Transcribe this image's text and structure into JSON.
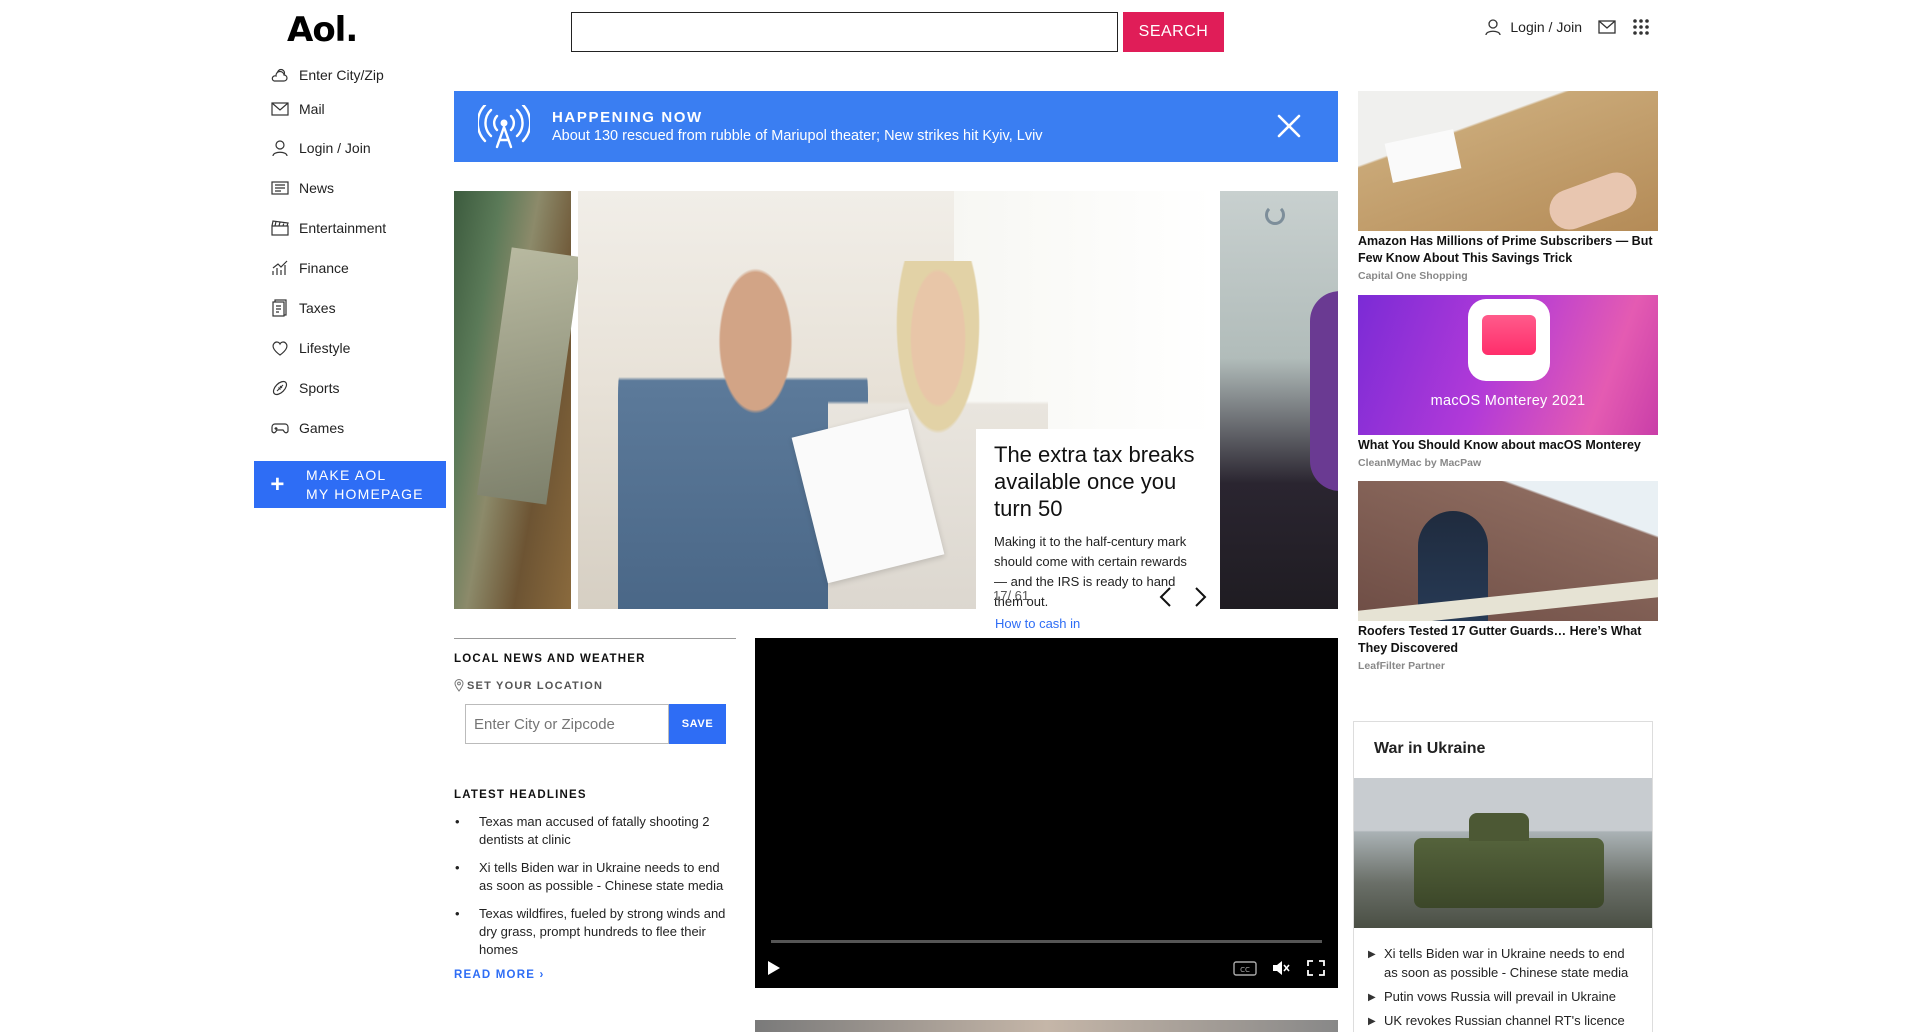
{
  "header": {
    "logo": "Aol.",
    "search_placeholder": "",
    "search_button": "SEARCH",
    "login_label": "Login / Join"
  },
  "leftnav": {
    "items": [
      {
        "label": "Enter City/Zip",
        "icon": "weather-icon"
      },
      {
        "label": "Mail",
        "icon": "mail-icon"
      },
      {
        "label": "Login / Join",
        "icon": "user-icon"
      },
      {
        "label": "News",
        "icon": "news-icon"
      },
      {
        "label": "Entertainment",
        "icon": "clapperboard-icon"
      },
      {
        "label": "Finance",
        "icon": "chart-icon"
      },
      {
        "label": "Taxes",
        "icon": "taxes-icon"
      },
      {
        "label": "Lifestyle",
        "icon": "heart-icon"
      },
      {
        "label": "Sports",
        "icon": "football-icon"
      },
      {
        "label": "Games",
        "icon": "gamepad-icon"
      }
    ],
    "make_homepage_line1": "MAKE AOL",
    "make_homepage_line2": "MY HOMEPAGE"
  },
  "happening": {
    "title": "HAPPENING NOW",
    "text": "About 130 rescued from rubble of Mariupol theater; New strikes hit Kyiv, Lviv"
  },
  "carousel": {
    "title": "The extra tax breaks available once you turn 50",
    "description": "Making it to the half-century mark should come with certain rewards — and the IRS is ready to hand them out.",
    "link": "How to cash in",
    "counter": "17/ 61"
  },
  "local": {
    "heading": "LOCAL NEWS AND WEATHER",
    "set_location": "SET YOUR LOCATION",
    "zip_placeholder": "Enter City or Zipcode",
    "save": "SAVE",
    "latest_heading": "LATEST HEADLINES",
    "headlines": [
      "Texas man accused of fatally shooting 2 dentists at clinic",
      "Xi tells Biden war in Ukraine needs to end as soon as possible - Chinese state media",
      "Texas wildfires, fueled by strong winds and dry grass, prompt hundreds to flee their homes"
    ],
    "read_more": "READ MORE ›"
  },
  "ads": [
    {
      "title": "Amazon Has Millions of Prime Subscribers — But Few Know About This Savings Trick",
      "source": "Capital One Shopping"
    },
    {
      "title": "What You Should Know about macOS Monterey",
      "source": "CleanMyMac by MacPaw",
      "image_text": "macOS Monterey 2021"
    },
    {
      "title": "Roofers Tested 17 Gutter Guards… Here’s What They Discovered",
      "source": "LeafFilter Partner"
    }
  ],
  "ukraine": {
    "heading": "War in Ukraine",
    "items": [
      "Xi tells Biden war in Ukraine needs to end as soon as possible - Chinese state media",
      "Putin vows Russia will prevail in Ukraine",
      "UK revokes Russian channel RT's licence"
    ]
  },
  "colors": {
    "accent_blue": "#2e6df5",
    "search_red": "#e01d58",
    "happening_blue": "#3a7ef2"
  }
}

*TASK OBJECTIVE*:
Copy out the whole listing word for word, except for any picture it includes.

*EXPECTED ANSWER*:
Transcribe this image's text and structure into JSON.
{
  "header": {
    "logo": "Aol.",
    "search_placeholder": "",
    "search_button": "SEARCH",
    "login_label": "Login / Join"
  },
  "leftnav": {
    "items": [
      {
        "label": "Enter City/Zip",
        "icon": "weather-icon"
      },
      {
        "label": "Mail",
        "icon": "mail-icon"
      },
      {
        "label": "Login / Join",
        "icon": "user-icon"
      },
      {
        "label": "News",
        "icon": "news-icon"
      },
      {
        "label": "Entertainment",
        "icon": "clapperboard-icon"
      },
      {
        "label": "Finance",
        "icon": "chart-icon"
      },
      {
        "label": "Taxes",
        "icon": "taxes-icon"
      },
      {
        "label": "Lifestyle",
        "icon": "heart-icon"
      },
      {
        "label": "Sports",
        "icon": "football-icon"
      },
      {
        "label": "Games",
        "icon": "gamepad-icon"
      }
    ],
    "make_homepage_line1": "MAKE AOL",
    "make_homepage_line2": "MY HOMEPAGE"
  },
  "happening": {
    "title": "HAPPENING NOW",
    "text": "About 130 rescued from rubble of Mariupol theater; New strikes hit Kyiv, Lviv"
  },
  "carousel": {
    "title": "The extra tax breaks available once you turn 50",
    "description": "Making it to the half-century mark should come with certain rewards — and the IRS is ready to hand them out.",
    "link": "How to cash in",
    "counter": "17/ 61"
  },
  "local": {
    "heading": "LOCAL NEWS AND WEATHER",
    "set_location": "SET YOUR LOCATION",
    "zip_placeholder": "Enter City or Zipcode",
    "save": "SAVE",
    "latest_heading": "LATEST HEADLINES",
    "headlines": [
      "Texas man accused of fatally shooting 2 dentists at clinic",
      "Xi tells Biden war in Ukraine needs to end as soon as possible - Chinese state media",
      "Texas wildfires, fueled by strong winds and dry grass, prompt hundreds to flee their homes"
    ],
    "read_more": "READ MORE ›"
  },
  "ads": [
    {
      "title": "Amazon Has Millions of Prime Subscribers — But Few Know About This Savings Trick",
      "source": "Capital One Shopping"
    },
    {
      "title": "What You Should Know about macOS Monterey",
      "source": "CleanMyMac by MacPaw",
      "image_text": "macOS Monterey 2021"
    },
    {
      "title": "Roofers Tested 17 Gutter Guards… Here’s What They Discovered",
      "source": "LeafFilter Partner"
    }
  ],
  "ukraine": {
    "heading": "War in Ukraine",
    "items": [
      "Xi tells Biden war in Ukraine needs to end as soon as possible - Chinese state media",
      "Putin vows Russia will prevail in Ukraine",
      "UK revokes Russian channel RT's licence"
    ]
  },
  "colors": {
    "accent_blue": "#2e6df5",
    "search_red": "#e01d58",
    "happening_blue": "#3a7ef2"
  }
}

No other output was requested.